Data for the task:
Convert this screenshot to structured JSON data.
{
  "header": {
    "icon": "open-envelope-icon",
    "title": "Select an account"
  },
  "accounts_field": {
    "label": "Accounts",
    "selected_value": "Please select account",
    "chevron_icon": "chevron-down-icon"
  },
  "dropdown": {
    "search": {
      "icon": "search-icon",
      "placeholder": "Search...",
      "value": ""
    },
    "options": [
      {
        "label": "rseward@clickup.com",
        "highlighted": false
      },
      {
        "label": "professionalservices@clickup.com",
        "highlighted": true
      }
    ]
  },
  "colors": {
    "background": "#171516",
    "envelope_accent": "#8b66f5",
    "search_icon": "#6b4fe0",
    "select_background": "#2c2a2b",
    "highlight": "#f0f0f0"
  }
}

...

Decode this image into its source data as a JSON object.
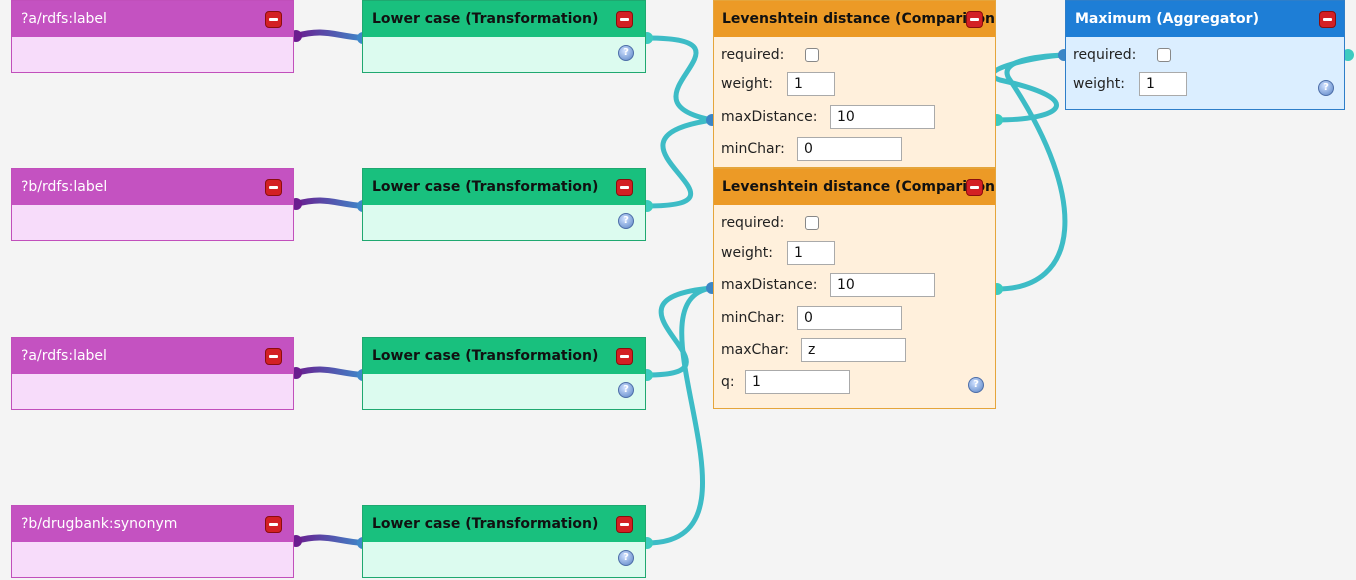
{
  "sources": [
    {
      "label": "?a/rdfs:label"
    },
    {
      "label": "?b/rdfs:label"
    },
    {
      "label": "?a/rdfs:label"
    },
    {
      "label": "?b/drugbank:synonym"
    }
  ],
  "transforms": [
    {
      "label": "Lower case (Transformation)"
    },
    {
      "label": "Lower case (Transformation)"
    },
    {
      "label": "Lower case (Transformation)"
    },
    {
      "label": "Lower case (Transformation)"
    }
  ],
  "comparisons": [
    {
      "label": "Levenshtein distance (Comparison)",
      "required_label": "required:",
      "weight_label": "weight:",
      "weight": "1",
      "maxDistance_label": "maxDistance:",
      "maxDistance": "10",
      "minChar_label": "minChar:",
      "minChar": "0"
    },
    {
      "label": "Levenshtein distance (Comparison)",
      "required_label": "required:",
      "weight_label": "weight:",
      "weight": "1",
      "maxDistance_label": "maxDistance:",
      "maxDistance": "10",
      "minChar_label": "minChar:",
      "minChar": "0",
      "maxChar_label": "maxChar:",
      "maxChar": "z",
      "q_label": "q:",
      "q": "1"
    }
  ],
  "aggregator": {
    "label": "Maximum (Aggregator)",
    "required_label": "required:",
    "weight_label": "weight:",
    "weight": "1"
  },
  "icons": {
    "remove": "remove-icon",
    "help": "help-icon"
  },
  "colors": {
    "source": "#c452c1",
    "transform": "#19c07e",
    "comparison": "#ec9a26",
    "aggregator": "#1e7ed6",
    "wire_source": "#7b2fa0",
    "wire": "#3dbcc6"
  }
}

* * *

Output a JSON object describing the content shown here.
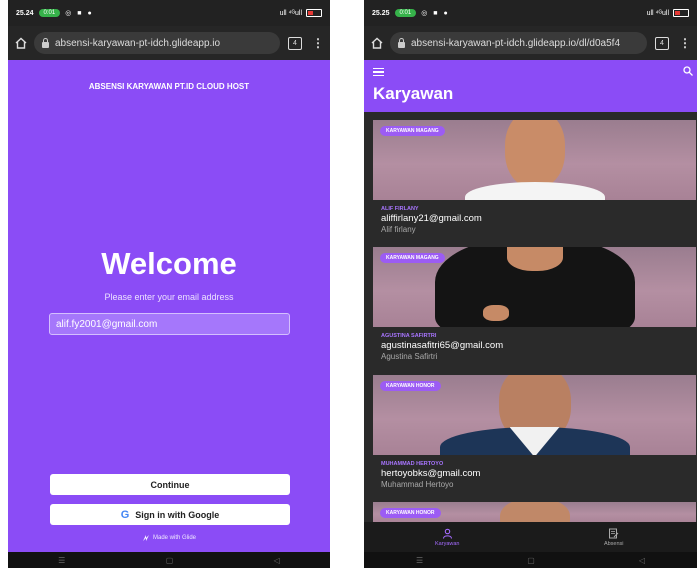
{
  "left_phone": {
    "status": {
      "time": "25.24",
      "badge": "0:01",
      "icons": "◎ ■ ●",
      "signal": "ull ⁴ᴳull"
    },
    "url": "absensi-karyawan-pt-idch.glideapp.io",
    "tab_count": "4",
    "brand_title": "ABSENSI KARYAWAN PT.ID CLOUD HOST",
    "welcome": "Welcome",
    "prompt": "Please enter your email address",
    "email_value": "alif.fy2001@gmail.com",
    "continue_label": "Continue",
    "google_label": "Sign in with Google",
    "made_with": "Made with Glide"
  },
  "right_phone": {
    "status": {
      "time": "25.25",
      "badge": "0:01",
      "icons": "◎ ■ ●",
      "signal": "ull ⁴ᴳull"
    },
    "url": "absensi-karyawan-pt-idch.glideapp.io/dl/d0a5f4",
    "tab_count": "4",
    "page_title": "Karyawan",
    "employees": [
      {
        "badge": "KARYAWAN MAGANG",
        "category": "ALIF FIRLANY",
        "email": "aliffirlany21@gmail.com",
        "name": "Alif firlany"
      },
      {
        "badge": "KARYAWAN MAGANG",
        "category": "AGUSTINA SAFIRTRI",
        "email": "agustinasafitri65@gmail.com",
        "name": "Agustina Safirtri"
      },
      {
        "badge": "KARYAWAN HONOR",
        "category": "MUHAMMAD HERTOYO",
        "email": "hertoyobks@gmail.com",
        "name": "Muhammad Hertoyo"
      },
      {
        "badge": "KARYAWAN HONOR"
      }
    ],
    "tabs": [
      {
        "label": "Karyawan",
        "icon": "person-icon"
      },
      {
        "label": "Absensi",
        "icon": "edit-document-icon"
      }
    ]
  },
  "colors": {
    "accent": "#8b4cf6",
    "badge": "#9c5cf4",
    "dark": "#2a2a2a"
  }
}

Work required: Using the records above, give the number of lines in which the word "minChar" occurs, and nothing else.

Worked solution: 4